Spatial disorientation

Spatial disorientation can be described as the inability to intuitively feel one's orientation in 3-dimensional space. In this state, one may have trouble distinguishing up from down, right from left, or any two different directions from another. One might also perceive the world or their own body as being flipped sideways or upside down.

Spatial disorientation is often accompanied by other coinciding effects such as holes, spaces and voids, changes in felt gravity, and dizziness. It is most commonly induced under the influence of moderate dosages of dissociative compounds, such as ketamine, PCP and DXM.

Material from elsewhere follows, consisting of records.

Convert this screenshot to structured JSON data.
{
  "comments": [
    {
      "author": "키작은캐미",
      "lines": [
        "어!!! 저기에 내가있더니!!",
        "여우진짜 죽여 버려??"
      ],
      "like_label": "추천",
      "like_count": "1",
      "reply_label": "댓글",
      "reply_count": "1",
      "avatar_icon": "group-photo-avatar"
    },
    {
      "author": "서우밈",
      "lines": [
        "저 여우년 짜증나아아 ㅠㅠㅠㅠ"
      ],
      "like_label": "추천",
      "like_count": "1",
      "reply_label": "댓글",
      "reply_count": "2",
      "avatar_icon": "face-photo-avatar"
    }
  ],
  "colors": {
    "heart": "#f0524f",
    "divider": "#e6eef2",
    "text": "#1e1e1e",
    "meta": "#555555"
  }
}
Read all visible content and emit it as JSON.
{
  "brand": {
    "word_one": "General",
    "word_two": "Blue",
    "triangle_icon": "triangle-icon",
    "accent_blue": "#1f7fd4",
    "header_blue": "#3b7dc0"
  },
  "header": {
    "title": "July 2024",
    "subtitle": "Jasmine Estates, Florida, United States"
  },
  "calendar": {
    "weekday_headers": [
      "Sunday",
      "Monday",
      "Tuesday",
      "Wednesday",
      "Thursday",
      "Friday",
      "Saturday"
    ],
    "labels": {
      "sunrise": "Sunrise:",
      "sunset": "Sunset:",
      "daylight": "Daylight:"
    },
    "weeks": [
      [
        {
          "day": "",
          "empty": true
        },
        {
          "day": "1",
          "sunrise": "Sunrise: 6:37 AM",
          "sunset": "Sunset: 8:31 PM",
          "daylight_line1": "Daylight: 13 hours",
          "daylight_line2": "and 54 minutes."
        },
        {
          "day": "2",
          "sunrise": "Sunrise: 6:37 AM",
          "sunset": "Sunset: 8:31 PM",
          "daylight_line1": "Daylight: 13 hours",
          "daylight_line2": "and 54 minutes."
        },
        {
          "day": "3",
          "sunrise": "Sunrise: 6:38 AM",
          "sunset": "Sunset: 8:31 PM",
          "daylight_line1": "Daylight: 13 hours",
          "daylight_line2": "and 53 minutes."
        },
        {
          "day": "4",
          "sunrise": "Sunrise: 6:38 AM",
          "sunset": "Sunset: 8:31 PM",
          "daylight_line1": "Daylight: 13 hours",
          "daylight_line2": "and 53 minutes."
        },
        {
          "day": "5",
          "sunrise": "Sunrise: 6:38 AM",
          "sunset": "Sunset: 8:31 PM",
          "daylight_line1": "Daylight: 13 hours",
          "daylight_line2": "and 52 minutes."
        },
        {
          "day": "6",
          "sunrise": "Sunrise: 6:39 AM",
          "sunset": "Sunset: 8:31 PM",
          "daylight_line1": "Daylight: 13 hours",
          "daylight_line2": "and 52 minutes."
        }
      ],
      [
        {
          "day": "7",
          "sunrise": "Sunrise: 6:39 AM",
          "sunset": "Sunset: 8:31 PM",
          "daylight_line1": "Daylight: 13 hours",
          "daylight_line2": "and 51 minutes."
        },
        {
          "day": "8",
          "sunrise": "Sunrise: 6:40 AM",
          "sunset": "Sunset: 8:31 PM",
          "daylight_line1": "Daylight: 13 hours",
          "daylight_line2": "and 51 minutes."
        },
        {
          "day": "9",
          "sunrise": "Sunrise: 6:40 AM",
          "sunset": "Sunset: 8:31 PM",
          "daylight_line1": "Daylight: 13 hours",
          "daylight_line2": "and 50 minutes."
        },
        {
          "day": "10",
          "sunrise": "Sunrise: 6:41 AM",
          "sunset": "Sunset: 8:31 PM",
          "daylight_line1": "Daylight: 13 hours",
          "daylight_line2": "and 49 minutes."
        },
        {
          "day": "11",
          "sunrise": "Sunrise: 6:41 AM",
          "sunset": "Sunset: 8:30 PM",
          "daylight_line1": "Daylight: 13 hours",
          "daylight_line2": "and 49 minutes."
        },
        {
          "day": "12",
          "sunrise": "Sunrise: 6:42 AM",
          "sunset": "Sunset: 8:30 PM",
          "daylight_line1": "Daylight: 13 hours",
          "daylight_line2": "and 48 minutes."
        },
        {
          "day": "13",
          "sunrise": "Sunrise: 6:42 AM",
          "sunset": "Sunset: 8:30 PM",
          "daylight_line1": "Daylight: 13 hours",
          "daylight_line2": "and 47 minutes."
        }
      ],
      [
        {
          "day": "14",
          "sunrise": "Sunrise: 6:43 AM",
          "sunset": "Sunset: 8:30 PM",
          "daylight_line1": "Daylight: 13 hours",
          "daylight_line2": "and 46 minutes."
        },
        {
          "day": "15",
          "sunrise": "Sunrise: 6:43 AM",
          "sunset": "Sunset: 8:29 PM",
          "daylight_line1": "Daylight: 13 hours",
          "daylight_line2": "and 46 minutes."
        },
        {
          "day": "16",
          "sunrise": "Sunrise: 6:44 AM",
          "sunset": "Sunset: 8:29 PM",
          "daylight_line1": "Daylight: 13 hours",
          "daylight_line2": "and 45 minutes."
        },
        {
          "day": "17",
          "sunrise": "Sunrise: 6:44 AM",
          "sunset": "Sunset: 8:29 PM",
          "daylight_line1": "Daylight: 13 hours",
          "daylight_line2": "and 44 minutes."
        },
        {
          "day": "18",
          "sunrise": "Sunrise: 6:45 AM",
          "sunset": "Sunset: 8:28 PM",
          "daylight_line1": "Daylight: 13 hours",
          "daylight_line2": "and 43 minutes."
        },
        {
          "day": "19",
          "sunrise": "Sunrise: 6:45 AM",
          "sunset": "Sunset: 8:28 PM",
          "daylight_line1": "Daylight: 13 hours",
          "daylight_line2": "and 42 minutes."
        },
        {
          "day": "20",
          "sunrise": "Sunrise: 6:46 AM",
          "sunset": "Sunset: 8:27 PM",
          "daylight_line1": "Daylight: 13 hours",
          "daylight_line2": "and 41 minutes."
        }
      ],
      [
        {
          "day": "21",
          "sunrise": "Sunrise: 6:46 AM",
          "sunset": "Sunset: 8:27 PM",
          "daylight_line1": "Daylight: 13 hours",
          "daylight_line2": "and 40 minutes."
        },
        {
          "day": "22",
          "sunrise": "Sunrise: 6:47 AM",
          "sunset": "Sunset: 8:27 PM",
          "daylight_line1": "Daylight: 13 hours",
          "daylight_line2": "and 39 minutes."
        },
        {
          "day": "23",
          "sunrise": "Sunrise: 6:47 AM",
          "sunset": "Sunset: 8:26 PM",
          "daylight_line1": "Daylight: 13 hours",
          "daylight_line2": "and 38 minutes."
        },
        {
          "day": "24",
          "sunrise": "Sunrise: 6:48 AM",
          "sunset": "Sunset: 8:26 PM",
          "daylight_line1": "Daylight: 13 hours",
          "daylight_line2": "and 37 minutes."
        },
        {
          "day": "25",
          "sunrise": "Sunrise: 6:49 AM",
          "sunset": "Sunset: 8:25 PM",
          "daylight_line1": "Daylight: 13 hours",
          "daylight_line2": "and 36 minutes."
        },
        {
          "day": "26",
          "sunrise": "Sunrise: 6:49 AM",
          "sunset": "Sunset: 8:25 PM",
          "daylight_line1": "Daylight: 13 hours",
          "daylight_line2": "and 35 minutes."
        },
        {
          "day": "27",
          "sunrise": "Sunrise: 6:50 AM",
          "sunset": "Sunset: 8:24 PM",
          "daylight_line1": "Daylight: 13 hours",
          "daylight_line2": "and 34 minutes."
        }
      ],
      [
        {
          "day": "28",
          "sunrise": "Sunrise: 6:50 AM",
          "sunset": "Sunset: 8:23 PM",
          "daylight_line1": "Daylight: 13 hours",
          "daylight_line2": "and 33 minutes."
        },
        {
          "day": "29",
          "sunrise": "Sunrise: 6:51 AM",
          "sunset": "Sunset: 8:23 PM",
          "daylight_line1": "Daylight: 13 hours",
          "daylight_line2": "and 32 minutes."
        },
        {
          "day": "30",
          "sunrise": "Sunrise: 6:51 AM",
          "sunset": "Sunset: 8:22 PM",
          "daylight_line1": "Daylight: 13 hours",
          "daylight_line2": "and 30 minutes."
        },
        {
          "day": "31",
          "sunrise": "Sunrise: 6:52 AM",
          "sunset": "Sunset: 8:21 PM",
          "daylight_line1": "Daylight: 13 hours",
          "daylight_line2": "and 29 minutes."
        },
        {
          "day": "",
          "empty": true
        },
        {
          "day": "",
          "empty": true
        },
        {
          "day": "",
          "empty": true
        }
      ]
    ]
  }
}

psychoactive substances

Compounds which may cause this effect commonly include:

2-Fluorodeschloroketamine, 3-HO-PCE, 3-HO-PCP, 3-MeO-PCE, 3-MeO-PCMo, 3-MeO-PCP, 4-MeO-PCP, 5-MeO-DMT, DMT, DPT, Deschloroketamine, Dextromethorphan, Diphenidine, Ephenidine, Ibogaine, Ketamine, Methoxetamine, Methoxphenidine, Salvinorin A

See also


Documentation written by Josie Kins